Glue ear

What is glue ear? 

Glue ear happens when part of your child’s ear gets blocked up with sticky fluid. Having glue ear can make everything sound muffled, like having your fingers in your ears. Your child may find it hard to hear you or their friends, especially when it is noisy. It can take lots of energy for your child to focus on listening so they might get tired or distracted easily. They might not hear words clearly which could affect their talking and understanding of words.  

Around eight in every ten children in the UK will get glue ear at some point in their childhood. There are a few different causes, but many children get glue ear when they have a cold. For most children it clears up on its own in a few months. 

What can I do to help? 
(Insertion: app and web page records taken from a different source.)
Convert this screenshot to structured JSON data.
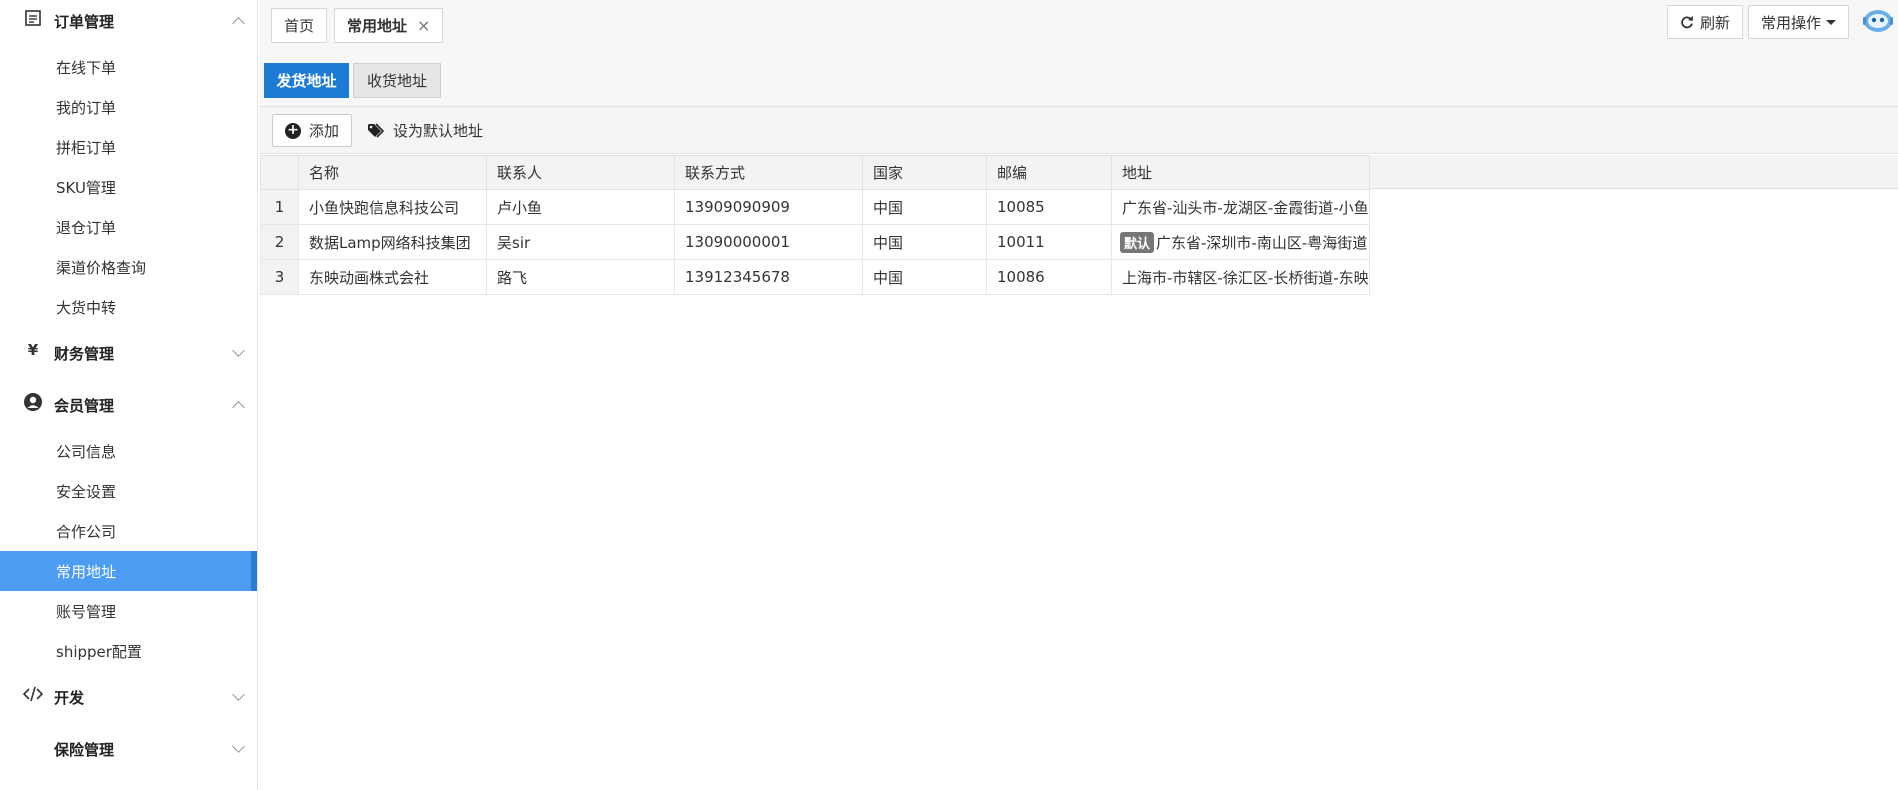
{
  "sidebar": {
    "groups": [
      {
        "label": "订单管理",
        "icon": "order-list-icon",
        "expanded": true,
        "items": [
          "在线下单",
          "我的订单",
          "拼柜订单",
          "SKU管理",
          "退仓订单",
          "渠道价格查询",
          "大货中转"
        ]
      },
      {
        "label": "财务管理",
        "icon": "yen-icon",
        "expanded": false,
        "items": []
      },
      {
        "label": "会员管理",
        "icon": "user-icon",
        "expanded": true,
        "items": [
          "公司信息",
          "安全设置",
          "合作公司",
          "常用地址",
          "账号管理",
          "shipper配置"
        ]
      },
      {
        "label": "开发",
        "icon": "code-icon",
        "expanded": false,
        "items": []
      },
      {
        "label": "保险管理",
        "icon": "",
        "expanded": false,
        "items": []
      }
    ],
    "active_item": "常用地址",
    "active_color": "#4c9df1"
  },
  "tabs": {
    "home": "首页",
    "current": "常用地址",
    "close": "×"
  },
  "header_actions": {
    "refresh": "刷新",
    "common_ops": "常用操作"
  },
  "subtabs": {
    "ship_from": "发货地址",
    "ship_to": "收货地址",
    "active_color": "#1e7bd4"
  },
  "toolbar": {
    "add": "添加",
    "set_default": "设为默认地址"
  },
  "table": {
    "columns": [
      "名称",
      "联系人",
      "联系方式",
      "国家",
      "邮编",
      "地址"
    ],
    "rows": [
      {
        "no": "1",
        "name": "小鱼快跑信息科技公司",
        "contact": "卢小鱼",
        "phone": "13909090909",
        "country": "中国",
        "zip": "10085",
        "badge": "",
        "address": "广东省-汕头市-龙湖区-金霞街道-小鱼"
      },
      {
        "no": "2",
        "name": "数据Lamp网络科技集团",
        "contact": "吴sir",
        "phone": "13090000001",
        "country": "中国",
        "zip": "10011",
        "badge": "默认",
        "address": "广东省-深圳市-南山区-粤海街道"
      },
      {
        "no": "3",
        "name": "东映动画株式会社",
        "contact": "路飞",
        "phone": "13912345678",
        "country": "中国",
        "zip": "10086",
        "badge": "",
        "address": "上海市-市辖区-徐汇区-长桥街道-东映"
      }
    ]
  }
}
  • Help your child to hear by turning down the TV or music when you are playing and talking together.  
  • Make sure your child can see your facial expressions and body language by getting down to their level and being face to face when you are talking and playing together.  
  • Try to get your child’s attention when you want to talk to them by calling their name. If they don’t respond to you, say their name again, or touch them gently. This lets them know you are trying to talk to them and helps them to focus on you. 
  • Talking slowly will give your child more time to notice and think about what you are saying. Break instructions down into small chunks. Repeat things if your child does not seem to hear you and give them extra time to think about their answers.   
  • If your child makes a mistake with their talking, model how to say the words the right way. For example, if your child says, ’I see lil’ tat’, you could say ‘Yes, you can see a little cat. What a cute little cat!’. For more information on this see our speech sounds advice. 
  • Make sure that your child’s school or nursery know about their glue ear. They can find tips to help your child here. 

Does my child need to see a speech and language therapist? 

Glue ear can cause challenges learning to talk, but children normally catch up once the glue ear clears up. Having glue ear for a long time can cause challenges with learning new words or saying speech sounds the right way.  

If you have any concerns, you can talk to your child’s nursery or school, or use our progress checker.  Our progress checker is based on what we know about how babies and children develop skills. Choose the age of the child and then answer the questions. At the end, we will direct you to some helpful advice and resources. 

What will happen if it doesn’t clear up? 

Talk to your GP or audiologist if you are concerned. If glue ear doesn’t clear up after several months, some children get hearing aids or have grommets fitted. For more information, please visit the following links:  

National Deaf Children Society Parent Guide 

NHS Ear Glue information page